The problem:
Word for word, repeat each record that follows.

━━━ Data records ━━━

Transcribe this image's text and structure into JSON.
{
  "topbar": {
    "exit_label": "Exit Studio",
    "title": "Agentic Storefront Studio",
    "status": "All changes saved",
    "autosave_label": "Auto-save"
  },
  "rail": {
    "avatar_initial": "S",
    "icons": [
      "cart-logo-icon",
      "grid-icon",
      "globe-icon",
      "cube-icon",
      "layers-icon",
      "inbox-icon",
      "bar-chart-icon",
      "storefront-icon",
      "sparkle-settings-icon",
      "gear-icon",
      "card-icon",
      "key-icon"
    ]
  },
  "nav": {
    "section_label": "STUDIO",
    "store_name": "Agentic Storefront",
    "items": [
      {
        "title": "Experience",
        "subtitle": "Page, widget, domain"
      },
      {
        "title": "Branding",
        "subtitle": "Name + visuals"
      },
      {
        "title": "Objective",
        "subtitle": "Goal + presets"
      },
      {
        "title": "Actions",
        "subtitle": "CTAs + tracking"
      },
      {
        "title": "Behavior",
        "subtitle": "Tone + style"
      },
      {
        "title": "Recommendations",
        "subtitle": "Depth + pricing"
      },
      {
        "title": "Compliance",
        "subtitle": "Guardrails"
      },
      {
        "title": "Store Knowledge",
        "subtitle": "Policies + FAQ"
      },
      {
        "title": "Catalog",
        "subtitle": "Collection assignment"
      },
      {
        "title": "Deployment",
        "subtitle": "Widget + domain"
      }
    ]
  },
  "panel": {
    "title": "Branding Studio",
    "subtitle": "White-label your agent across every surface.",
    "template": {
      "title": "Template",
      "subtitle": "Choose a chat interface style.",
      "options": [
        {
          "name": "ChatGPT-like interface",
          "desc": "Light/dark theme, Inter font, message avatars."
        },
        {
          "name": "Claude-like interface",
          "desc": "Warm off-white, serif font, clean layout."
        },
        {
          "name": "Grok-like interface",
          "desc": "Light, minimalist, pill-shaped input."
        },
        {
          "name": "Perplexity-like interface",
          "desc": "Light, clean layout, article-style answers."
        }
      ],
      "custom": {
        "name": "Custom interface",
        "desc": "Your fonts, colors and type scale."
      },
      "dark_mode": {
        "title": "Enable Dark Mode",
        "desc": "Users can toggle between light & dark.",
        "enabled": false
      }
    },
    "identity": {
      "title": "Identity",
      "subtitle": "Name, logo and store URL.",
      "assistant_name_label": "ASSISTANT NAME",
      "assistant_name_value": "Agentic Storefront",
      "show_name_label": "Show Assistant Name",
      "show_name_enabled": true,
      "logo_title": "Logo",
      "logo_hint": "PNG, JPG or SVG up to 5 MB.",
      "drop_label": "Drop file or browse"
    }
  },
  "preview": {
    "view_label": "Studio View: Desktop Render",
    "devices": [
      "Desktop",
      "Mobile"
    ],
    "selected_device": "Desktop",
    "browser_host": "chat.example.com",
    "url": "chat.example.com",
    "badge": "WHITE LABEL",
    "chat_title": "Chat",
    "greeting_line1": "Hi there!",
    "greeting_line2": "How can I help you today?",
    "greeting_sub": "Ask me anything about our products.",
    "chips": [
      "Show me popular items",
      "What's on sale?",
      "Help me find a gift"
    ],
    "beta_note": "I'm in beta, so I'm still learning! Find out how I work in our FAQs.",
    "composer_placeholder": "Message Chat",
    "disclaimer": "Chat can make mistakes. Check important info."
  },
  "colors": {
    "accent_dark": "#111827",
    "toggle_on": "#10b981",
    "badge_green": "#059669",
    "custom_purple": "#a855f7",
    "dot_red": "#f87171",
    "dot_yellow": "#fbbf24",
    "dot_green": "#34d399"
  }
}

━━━

Written response:
Transcribe this image's text and structure into JSON.
{
  "topbar": {
    "exit_label": "Exit Studio",
    "title": "Agentic Storefront Studio",
    "status": "All changes saved",
    "autosave_label": "Auto-save"
  },
  "rail": {
    "avatar_initial": "S",
    "icons": [
      "cart-logo-icon",
      "grid-icon",
      "globe-icon",
      "cube-icon",
      "layers-icon",
      "inbox-icon",
      "bar-chart-icon",
      "storefront-icon",
      "sparkle-settings-icon",
      "gear-icon",
      "card-icon",
      "key-icon"
    ]
  },
  "nav": {
    "section_label": "STUDIO",
    "store_name": "Agentic Storefront",
    "items": [
      {
        "title": "Experience",
        "subtitle": "Page, widget, domain"
      },
      {
        "title": "Branding",
        "subtitle": "Name + visuals"
      },
      {
        "title": "Objective",
        "subtitle": "Goal + presets"
      },
      {
        "title": "Actions",
        "subtitle": "CTAs + tracking"
      },
      {
        "title": "Behavior",
        "subtitle": "Tone + style"
      },
      {
        "title": "Recommendations",
        "subtitle": "Depth + pricing"
      },
      {
        "title": "Compliance",
        "subtitle": "Guardrails"
      },
      {
        "title": "Store Knowledge",
        "subtitle": "Policies + FAQ"
      },
      {
        "title": "Catalog",
        "subtitle": "Collection assignment"
      },
      {
        "title": "Deployment",
        "subtitle": "Widget + domain"
      }
    ]
  },
  "panel": {
    "title": "Branding Studio",
    "subtitle": "White-label your agent across every surface.",
    "template": {
      "title": "Template",
      "subtitle": "Choose a chat interface style.",
      "options": [
        {
          "name": "ChatGPT-like interface",
          "desc": "Light/dark theme, Inter font, message avatars."
        },
        {
          "name": "Claude-like interface",
          "desc": "Warm off-white, serif font, clean layout."
        },
        {
          "name": "Grok-like interface",
          "desc": "Light, minimalist, pill-shaped input."
        },
        {
          "name": "Perplexity-like interface",
          "desc": "Light, clean layout, article-style answers."
        }
      ],
      "custom": {
        "name": "Custom interface",
        "desc": "Your fonts, colors and type scale."
      },
      "dark_mode": {
        "title": "Enable Dark Mode",
        "desc": "Users can toggle between light & dark.",
        "enabled": false
      }
    },
    "identity": {
      "title": "Identity",
      "subtitle": "Name, logo and store URL.",
      "assistant_name_label": "ASSISTANT NAME",
      "assistant_name_value": "Agentic Storefront",
      "show_name_label": "Show Assistant Name",
      "show_name_enabled": true,
      "logo_title": "Logo",
      "logo_hint": "PNG, JPG or SVG up to 5 MB.",
      "drop_label": "Drop file or browse"
    }
  },
  "preview": {
    "view_label": "Studio View: Desktop Render",
    "devices": [
      "Desktop",
      "Mobile"
    ],
    "selected_device": "Desktop",
    "browser_host": "chat.example.com",
    "url": "chat.example.com",
    "badge": "WHITE LABEL",
    "chat_title": "Chat",
    "greeting_line1": "Hi there!",
    "greeting_line2": "How can I help you today?",
    "greeting_sub": "Ask me anything about our products.",
    "chips": [
      "Show me popular items",
      "What's on sale?",
      "Help me find a gift"
    ],
    "beta_note": "I'm in beta, so I'm still learning! Find out how I work in our FAQs.",
    "composer_placeholder": "Message Chat",
    "disclaimer": "Chat can make mistakes. Check important info."
  },
  "colors": {
    "accent_dark": "#111827",
    "toggle_on": "#10b981",
    "badge_green": "#059669",
    "custom_purple": "#a855f7",
    "dot_red": "#f87171",
    "dot_yellow": "#fbbf24",
    "dot_green": "#34d399"
  }
}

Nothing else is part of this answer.